The Puppet Enterprise configuration management events view shows the status of specific rules or policies, known as classes.
The Puppet Enterprise configuration management events view shows the status of specific rules or policies, known as classes.

Visualization for better management and auditing

Puppet’s node graph generates a detailed graphical view of your configurations. You can see which resources — servers, VMs, containers — changed, and when they changed. You can also see activity in every class, node and resource. With a glance, you can see the status of each, and quickly identify problems, which helps you zero in on your trouble and save time.

Visualization for better management and auditing
Visualization for better management and auditing

The aim here is to help you improve your security and security auditing without forcing you to give up the tools you already know and love. Puppet enables you to build an ecosystem around your other security tools and helps you build on your expertise, not replace it. Instead of you having to nursemaid hundreds or thousands of nodes, Puppet does it for you. You reduce the scope of your efforts to targeting failures, not manually scanning every system or every log. By avoiding monitoring fatigue, you can stay sharp for the things that need your attention.

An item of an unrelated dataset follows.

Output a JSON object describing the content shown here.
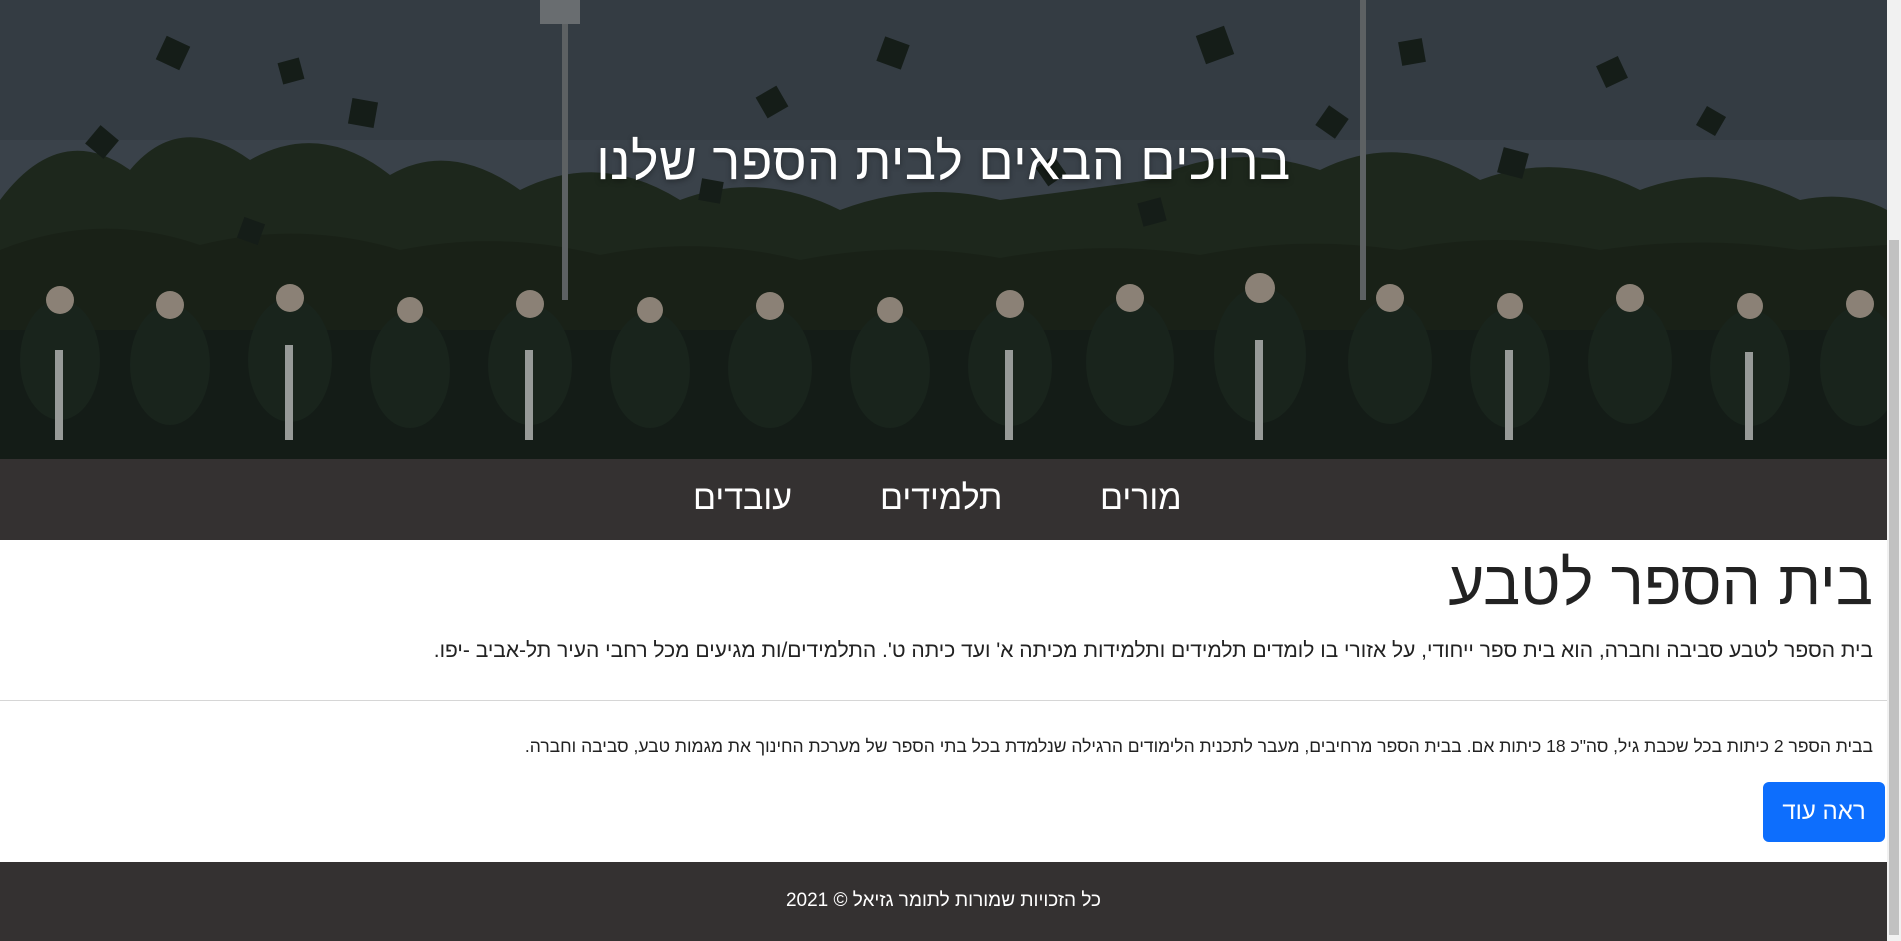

Moving forward DevOps and achieving better security

If you’re not already using Puppet, chances are members of your team want to, and not just because it can improve security and help them sleep better. Puppet is such a key skill today, people want to work in organizations that use it, because Puppet gives employees back the time to learn, grow and innovate. Part of that innovation is learning new Puppet skills that help keep mundane tasks at bay and give your organization new capabilities.

There’s more to Puppet than just more efficient configuration management, though. As we’ve discussed earlier in this paper, Puppet’s simple declarative language, and its usefulness for managing everything in the data center and beyond makes Puppet a key solution for collaboration between teams — including security teams. That’s why Puppet is a natural part of so many organizations’ DevOps toolchain. Plus, Puppet integrates well with continuous integration tools, continuous delivery tools and collaboration tools, such as Git, Jenkins, Bitbucket and Microsoft’s Team Foundation Server. Puppet also integrates with popular monitoring tools like Nagios, Splunk, Logstash and Graphite.

From a security standpoint, there’s nothing more valuable than experienced staff who know the environment, have the institutional knowledge to quickly solve problems, have the instincts to recognize breaches and security holes, and can integrate security concerns into software cycles from the beginning. You don’t want to lose them. With Puppet, your employees can maintain the security you all want in far less time-consuming and mundane ways, and the time they save can be spent on interesting, innovative projects — not fighting fires. That makes engineers happier and helps you retain your best and brightest workers.

Conclusion

As you continue to look for ways to reliably make your growing infrastructure more secure against external and internal threats, as well as more compliant with business and customer requirements, Puppet can help you get there. It will help you build, deploy and maintain your baseline over time; encourage better collaboration between operations and security teams; and allow you to spend a lot less time remediating security issues.

Source: Puppet